▸ **What the task asks**: The listing that follows should be copied in full and exactly, with no pictures.

%%

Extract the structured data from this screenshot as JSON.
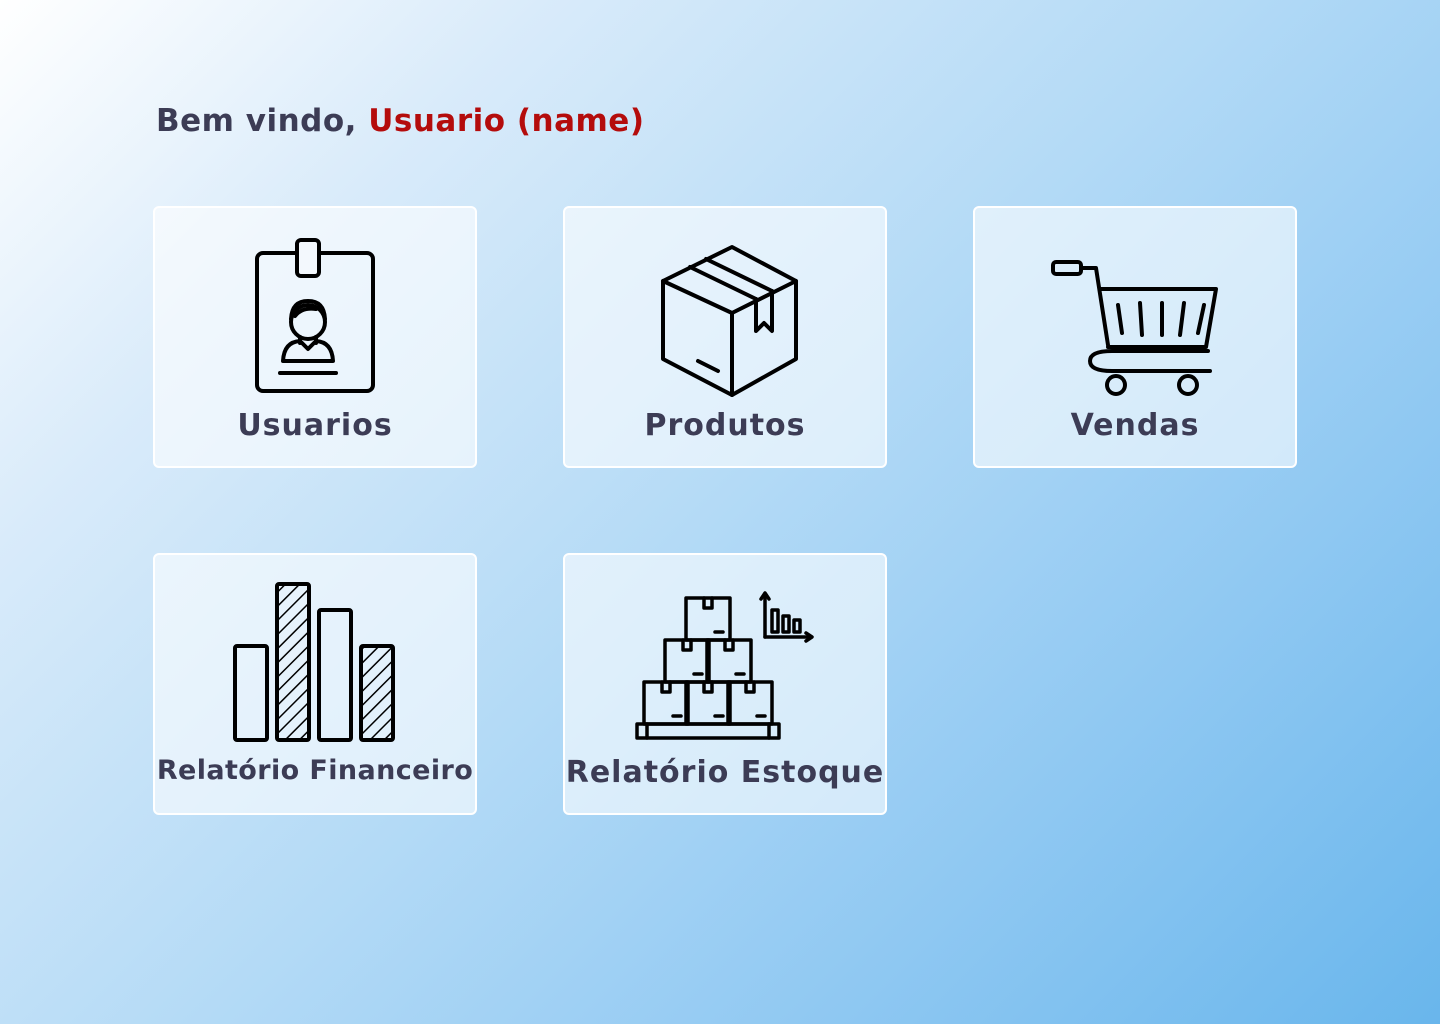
{
  "welcome": {
    "greeting": "Bem vindo,",
    "user_name": "Usuario (name)"
  },
  "cards": [
    {
      "label": "Usuarios",
      "icon": "id-badge-icon"
    },
    {
      "label": "Produtos",
      "icon": "box-icon"
    },
    {
      "label": "Vendas",
      "icon": "shopping-cart-icon"
    },
    {
      "label": "Relatório Financeiro",
      "icon": "bar-chart-icon"
    },
    {
      "label": "Relatório Estoque",
      "icon": "stock-boxes-icon"
    }
  ],
  "colors": {
    "text": "#3c3c55",
    "user_name": "#b40c0c",
    "card_border": "#ffffff",
    "background_start": "#ffffff",
    "background_end": "#69b6ec"
  }
}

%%

▸ **Result of this task**:
Extract the structured data from this screenshot as JSON.
{
  "welcome": {
    "greeting": "Bem vindo,",
    "user_name": "Usuario (name)"
  },
  "cards": [
    {
      "label": "Usuarios",
      "icon": "id-badge-icon"
    },
    {
      "label": "Produtos",
      "icon": "box-icon"
    },
    {
      "label": "Vendas",
      "icon": "shopping-cart-icon"
    },
    {
      "label": "Relatório Financeiro",
      "icon": "bar-chart-icon"
    },
    {
      "label": "Relatório Estoque",
      "icon": "stock-boxes-icon"
    }
  ],
  "colors": {
    "text": "#3c3c55",
    "user_name": "#b40c0c",
    "card_border": "#ffffff",
    "background_start": "#ffffff",
    "background_end": "#69b6ec"
  }
}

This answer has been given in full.